(¯
w
)
≡
x,
¯
x,
¯
=
(1
,
1)
.
In
order
to
show
that
the
amount
of
1’s
in
the
output
is
never
much
larger
than
one
third
of
the
amount
of
1’s
in
the
input,
one
can
try
to
find
a
storage
function
V
with
supply
rate
ψ
(¯
w
)
=
w
−
3¯
y,
¯
¯
y.
Taking
three
basis
functions
V
1
,
V
2
,
V
3
defined
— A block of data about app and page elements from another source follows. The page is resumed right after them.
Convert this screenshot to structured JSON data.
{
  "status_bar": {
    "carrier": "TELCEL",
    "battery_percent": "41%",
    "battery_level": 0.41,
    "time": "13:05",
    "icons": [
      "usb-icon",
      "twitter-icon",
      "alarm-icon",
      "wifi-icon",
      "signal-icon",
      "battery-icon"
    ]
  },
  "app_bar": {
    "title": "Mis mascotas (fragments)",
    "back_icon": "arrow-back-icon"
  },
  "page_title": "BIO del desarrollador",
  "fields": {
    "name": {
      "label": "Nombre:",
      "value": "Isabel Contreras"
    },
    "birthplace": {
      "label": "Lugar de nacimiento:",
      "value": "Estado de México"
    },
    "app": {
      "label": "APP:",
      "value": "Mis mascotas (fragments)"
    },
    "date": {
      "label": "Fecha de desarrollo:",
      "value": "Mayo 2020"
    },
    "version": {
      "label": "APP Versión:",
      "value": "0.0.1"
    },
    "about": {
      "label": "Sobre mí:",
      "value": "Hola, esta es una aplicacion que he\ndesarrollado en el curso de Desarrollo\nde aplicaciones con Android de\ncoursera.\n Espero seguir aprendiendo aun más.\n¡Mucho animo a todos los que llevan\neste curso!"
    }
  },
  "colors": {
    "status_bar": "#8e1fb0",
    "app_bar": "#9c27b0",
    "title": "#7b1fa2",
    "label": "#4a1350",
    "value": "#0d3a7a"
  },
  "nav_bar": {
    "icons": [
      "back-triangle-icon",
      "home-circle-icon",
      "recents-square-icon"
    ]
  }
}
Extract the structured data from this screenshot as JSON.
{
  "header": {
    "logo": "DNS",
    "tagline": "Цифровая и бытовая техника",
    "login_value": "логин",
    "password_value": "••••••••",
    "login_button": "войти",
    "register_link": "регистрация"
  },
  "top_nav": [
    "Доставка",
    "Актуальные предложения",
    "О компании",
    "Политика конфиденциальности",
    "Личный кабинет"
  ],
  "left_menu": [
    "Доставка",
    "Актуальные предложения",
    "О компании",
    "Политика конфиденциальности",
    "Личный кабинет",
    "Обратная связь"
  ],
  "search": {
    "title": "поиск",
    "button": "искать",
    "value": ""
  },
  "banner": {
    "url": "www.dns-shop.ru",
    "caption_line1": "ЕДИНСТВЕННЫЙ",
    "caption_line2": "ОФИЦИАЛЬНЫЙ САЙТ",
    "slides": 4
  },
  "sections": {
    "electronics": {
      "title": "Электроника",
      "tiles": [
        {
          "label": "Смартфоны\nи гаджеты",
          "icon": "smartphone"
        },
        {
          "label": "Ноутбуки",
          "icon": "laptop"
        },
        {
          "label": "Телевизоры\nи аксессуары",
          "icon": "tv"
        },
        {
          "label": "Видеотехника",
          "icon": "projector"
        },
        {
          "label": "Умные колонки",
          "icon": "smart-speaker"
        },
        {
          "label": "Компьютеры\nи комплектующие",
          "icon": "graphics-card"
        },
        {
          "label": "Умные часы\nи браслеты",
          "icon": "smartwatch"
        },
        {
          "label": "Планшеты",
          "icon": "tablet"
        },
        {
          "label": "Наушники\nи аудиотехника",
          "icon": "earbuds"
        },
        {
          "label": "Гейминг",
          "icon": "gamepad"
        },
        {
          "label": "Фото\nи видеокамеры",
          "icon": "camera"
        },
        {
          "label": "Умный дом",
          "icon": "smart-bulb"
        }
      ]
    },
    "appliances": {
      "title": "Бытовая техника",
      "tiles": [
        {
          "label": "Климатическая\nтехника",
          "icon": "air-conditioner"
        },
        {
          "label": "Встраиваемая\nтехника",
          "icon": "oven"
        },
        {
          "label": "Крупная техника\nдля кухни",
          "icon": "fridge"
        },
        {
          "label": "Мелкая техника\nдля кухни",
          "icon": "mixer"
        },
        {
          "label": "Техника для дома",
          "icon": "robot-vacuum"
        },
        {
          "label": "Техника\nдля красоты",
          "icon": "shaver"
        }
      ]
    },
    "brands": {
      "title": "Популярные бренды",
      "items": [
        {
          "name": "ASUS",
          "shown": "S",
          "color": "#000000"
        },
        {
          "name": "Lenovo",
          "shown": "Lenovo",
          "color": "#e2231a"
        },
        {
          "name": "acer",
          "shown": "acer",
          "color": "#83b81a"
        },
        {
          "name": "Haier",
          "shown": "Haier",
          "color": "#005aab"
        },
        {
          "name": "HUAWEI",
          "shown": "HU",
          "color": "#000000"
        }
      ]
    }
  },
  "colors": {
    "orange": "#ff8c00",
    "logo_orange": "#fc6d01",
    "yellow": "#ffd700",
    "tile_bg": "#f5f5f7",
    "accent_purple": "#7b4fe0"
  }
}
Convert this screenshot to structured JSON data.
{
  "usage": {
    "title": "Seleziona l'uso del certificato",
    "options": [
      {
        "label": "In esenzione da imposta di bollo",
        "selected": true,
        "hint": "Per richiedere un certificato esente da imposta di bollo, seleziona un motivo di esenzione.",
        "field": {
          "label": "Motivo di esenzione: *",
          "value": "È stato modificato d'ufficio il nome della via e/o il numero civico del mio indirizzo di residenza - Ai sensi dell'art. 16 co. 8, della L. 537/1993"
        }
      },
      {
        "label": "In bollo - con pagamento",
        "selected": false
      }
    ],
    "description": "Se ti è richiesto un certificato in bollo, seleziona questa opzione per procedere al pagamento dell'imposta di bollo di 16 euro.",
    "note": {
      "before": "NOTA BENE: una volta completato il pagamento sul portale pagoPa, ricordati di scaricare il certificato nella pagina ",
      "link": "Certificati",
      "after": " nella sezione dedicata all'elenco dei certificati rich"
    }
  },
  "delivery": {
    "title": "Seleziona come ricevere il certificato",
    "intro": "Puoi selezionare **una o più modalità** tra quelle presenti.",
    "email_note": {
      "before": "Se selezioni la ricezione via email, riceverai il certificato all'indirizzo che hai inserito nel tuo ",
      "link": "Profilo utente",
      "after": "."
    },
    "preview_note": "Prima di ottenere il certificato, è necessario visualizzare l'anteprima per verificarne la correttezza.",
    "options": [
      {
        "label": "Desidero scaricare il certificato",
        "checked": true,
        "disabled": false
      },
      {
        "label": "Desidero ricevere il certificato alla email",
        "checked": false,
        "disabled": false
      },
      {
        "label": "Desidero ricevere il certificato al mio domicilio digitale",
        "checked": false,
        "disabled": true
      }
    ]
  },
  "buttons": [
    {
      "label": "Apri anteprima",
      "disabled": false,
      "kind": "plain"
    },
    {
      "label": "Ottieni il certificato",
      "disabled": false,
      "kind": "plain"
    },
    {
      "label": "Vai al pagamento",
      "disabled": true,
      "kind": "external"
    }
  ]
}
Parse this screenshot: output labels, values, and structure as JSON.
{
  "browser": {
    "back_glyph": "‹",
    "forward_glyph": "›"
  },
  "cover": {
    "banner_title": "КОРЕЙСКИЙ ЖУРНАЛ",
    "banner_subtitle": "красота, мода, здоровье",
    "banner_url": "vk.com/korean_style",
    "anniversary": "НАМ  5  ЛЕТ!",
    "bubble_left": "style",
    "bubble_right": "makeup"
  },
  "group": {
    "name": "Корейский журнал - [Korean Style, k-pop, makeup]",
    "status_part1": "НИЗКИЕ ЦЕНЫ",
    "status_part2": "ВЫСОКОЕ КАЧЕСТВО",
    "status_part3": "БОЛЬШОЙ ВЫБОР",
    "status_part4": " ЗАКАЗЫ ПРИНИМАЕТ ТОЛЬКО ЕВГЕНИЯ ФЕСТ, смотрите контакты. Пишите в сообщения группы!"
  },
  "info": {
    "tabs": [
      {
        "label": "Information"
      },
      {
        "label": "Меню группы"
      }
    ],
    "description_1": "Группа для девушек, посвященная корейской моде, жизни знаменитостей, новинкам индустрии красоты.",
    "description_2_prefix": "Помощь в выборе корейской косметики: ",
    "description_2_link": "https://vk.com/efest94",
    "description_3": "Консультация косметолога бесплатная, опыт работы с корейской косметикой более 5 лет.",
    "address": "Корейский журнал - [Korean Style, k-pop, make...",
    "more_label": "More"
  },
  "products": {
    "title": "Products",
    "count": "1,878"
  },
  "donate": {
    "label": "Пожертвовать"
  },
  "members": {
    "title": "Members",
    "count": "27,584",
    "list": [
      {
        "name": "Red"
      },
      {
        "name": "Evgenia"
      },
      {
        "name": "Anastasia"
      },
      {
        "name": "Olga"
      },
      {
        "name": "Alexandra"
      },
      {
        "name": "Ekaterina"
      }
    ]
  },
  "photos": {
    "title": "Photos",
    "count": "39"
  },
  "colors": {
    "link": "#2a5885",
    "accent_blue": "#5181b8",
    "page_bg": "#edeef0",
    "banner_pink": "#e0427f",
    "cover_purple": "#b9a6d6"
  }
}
by
1
,
x
=
k,
¯
V
k
(¯
x
)
=
0
,
x
=
k,
¯
≡
the
conditions
imposed
on
φ
1
,
φ
2
,
φ
3
can
be
written
as
the
set
of
six
aﬃne
inequalities
(7.3),
two
of
which
(with
(¯
w
)
=
(1
,
0)
and
(¯
w
)
=
(2
,
0))
will
be
satisfied
automatically,
while
x,
¯
x,
¯
the
other
four
are
x,
¯
φ
2
−
φ
3
→
1
at
(¯
w
)
=
(3
,
0)
,
x,
¯
φ
2
−
φ
1
→ −
2
at
(¯
w
)
=
(1
,
1)
,
x,
¯
φ
3
−
φ
2
→
1
at
(¯
w
)
=
(2
,
1)
,
x,
¯
φ
1
−
φ
3
→
1
at
(¯
w
)
=
(3
,
1)
.